INFORMATION GIVEN START

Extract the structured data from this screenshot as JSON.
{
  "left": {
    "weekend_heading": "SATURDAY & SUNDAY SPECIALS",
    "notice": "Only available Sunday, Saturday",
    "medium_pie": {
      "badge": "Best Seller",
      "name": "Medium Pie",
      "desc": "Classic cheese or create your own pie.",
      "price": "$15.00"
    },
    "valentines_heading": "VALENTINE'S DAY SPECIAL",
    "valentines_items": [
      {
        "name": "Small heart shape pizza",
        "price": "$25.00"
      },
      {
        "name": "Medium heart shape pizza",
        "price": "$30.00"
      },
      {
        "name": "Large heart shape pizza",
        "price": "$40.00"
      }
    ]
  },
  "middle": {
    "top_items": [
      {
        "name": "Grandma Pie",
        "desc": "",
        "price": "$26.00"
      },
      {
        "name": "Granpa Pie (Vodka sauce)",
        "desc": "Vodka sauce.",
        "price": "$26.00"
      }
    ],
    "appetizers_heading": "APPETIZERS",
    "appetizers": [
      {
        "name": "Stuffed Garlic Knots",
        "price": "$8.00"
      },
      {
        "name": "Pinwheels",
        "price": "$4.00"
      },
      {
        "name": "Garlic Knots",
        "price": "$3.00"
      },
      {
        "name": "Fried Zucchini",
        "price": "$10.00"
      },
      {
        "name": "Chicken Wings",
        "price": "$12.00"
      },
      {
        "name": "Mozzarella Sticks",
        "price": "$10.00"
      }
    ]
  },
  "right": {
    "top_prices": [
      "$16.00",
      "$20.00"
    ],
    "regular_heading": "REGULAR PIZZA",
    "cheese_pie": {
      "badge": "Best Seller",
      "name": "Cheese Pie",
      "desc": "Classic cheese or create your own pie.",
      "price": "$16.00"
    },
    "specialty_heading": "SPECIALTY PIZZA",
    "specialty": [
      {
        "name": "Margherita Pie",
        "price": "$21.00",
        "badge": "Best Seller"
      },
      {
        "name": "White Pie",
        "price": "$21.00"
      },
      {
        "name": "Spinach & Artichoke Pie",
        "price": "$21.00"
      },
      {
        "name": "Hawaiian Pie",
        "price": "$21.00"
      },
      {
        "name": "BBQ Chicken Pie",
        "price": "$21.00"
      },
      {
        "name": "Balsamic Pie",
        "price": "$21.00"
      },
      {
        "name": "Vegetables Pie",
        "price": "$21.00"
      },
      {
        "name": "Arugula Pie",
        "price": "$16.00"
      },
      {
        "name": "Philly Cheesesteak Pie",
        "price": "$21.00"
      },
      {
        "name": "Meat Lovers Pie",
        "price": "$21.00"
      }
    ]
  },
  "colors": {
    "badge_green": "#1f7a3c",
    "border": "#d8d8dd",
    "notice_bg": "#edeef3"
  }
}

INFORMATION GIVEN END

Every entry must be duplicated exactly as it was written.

= SOLUTION =
Extract the structured data from this screenshot as JSON.
{
  "left": {
    "weekend_heading": "SATURDAY & SUNDAY SPECIALS",
    "notice": "Only available Sunday, Saturday",
    "medium_pie": {
      "badge": "Best Seller",
      "name": "Medium Pie",
      "desc": "Classic cheese or create your own pie.",
      "price": "$15.00"
    },
    "valentines_heading": "VALENTINE'S DAY SPECIAL",
    "valentines_items": [
      {
        "name": "Small heart shape pizza",
        "price": "$25.00"
      },
      {
        "name": "Medium heart shape pizza",
        "price": "$30.00"
      },
      {
        "name": "Large heart shape pizza",
        "price": "$40.00"
      }
    ]
  },
  "middle": {
    "top_items": [
      {
        "name": "Grandma Pie",
        "desc": "",
        "price": "$26.00"
      },
      {
        "name": "Granpa Pie (Vodka sauce)",
        "desc": "Vodka sauce.",
        "price": "$26.00"
      }
    ],
    "appetizers_heading": "APPETIZERS",
    "appetizers": [
      {
        "name": "Stuffed Garlic Knots",
        "price": "$8.00"
      },
      {
        "name": "Pinwheels",
        "price": "$4.00"
      },
      {
        "name": "Garlic Knots",
        "price": "$3.00"
      },
      {
        "name": "Fried Zucchini",
        "price": "$10.00"
      },
      {
        "name": "Chicken Wings",
        "price": "$12.00"
      },
      {
        "name": "Mozzarella Sticks",
        "price": "$10.00"
      }
    ]
  },
  "right": {
    "top_prices": [
      "$16.00",
      "$20.00"
    ],
    "regular_heading": "REGULAR PIZZA",
    "cheese_pie": {
      "badge": "Best Seller",
      "name": "Cheese Pie",
      "desc": "Classic cheese or create your own pie.",
      "price": "$16.00"
    },
    "specialty_heading": "SPECIALTY PIZZA",
    "specialty": [
      {
        "name": "Margherita Pie",
        "price": "$21.00",
        "badge": "Best Seller"
      },
      {
        "name": "White Pie",
        "price": "$21.00"
      },
      {
        "name": "Spinach & Artichoke Pie",
        "price": "$21.00"
      },
      {
        "name": "Hawaiian Pie",
        "price": "$21.00"
      },
      {
        "name": "BBQ Chicken Pie",
        "price": "$21.00"
      },
      {
        "name": "Balsamic Pie",
        "price": "$21.00"
      },
      {
        "name": "Vegetables Pie",
        "price": "$21.00"
      },
      {
        "name": "Arugula Pie",
        "price": "$16.00"
      },
      {
        "name": "Philly Cheesesteak Pie",
        "price": "$21.00"
      },
      {
        "name": "Meat Lovers Pie",
        "price": "$21.00"
      }
    ]
  },
  "colors": {
    "badge_green": "#1f7a3c",
    "border": "#d8d8dd",
    "notice_bg": "#edeef3"
  }
}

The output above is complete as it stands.